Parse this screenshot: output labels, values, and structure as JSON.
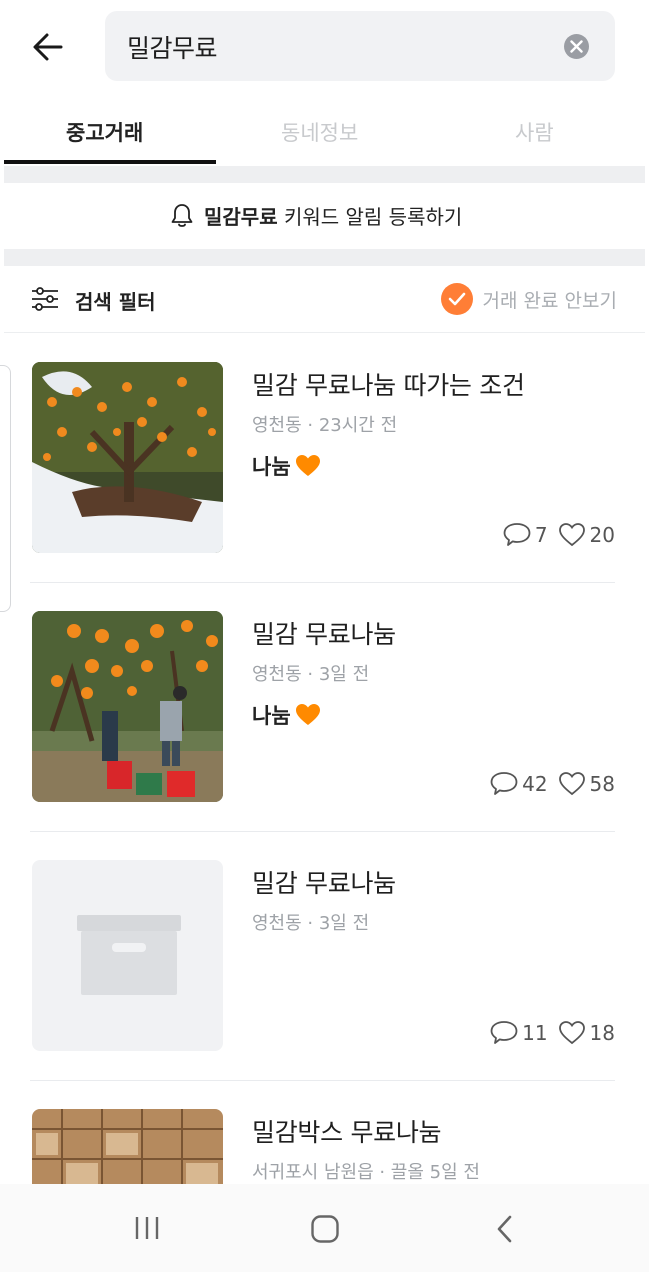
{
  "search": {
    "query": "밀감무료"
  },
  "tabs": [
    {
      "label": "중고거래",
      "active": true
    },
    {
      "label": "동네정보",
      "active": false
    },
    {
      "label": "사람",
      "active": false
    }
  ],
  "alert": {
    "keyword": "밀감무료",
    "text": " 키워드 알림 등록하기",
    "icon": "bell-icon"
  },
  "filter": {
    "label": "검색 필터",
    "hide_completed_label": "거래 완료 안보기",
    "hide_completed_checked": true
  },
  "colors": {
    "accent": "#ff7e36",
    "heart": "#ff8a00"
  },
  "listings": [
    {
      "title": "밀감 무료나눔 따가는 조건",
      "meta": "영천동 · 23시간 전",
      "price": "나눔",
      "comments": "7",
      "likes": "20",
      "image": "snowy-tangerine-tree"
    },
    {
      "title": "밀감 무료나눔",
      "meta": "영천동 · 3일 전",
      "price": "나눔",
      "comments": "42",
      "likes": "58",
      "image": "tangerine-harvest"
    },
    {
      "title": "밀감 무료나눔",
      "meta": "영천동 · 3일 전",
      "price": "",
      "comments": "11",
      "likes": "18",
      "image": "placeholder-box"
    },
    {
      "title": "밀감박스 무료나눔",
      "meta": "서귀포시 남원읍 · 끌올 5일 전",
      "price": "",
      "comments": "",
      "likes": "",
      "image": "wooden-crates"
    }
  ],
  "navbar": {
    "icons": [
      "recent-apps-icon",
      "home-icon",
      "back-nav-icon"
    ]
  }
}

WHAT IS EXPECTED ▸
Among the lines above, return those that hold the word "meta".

RESPONSE TO THIS TASK ▸
      "meta": "영천동 · 23시간 전",
      "meta": "영천동 · 3일 전",
      "meta": "영천동 · 3일 전",
      "meta": "서귀포시 남원읍 · 끌올 5일 전",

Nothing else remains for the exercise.